All records are to be printed exactly as they appear.

Supplied data:
=-=-=-=-=

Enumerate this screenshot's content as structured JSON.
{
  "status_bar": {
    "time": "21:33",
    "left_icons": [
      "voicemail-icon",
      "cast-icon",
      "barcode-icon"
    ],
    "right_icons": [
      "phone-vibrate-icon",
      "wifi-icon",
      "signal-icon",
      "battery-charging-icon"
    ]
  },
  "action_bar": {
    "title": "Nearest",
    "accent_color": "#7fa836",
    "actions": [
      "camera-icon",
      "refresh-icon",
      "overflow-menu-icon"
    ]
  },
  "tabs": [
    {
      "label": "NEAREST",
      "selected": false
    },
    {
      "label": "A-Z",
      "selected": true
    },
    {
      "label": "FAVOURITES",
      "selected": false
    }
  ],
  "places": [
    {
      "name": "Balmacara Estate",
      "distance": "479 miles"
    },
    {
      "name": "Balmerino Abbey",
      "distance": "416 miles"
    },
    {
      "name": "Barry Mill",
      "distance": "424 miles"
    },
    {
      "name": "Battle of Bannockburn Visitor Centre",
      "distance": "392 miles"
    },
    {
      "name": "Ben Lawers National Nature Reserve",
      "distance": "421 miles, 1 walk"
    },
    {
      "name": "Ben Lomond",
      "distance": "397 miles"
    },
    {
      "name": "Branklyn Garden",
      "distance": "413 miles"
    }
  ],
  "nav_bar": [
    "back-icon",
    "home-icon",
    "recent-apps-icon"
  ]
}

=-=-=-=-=

Solution to the problem:
Enumerate this screenshot's content as structured JSON.
{
  "status_bar": {
    "time": "21:33",
    "left_icons": [
      "voicemail-icon",
      "cast-icon",
      "barcode-icon"
    ],
    "right_icons": [
      "phone-vibrate-icon",
      "wifi-icon",
      "signal-icon",
      "battery-charging-icon"
    ]
  },
  "action_bar": {
    "title": "Nearest",
    "accent_color": "#7fa836",
    "actions": [
      "camera-icon",
      "refresh-icon",
      "overflow-menu-icon"
    ]
  },
  "tabs": [
    {
      "label": "NEAREST",
      "selected": false
    },
    {
      "label": "A-Z",
      "selected": true
    },
    {
      "label": "FAVOURITES",
      "selected": false
    }
  ],
  "places": [
    {
      "name": "Balmacara Estate",
      "distance": "479 miles"
    },
    {
      "name": "Balmerino Abbey",
      "distance": "416 miles"
    },
    {
      "name": "Barry Mill",
      "distance": "424 miles"
    },
    {
      "name": "Battle of Bannockburn Visitor Centre",
      "distance": "392 miles"
    },
    {
      "name": "Ben Lawers National Nature Reserve",
      "distance": "421 miles, 1 walk"
    },
    {
      "name": "Ben Lomond",
      "distance": "397 miles"
    },
    {
      "name": "Branklyn Garden",
      "distance": "413 miles"
    }
  ],
  "nav_bar": [
    "back-icon",
    "home-icon",
    "recent-apps-icon"
  ]
}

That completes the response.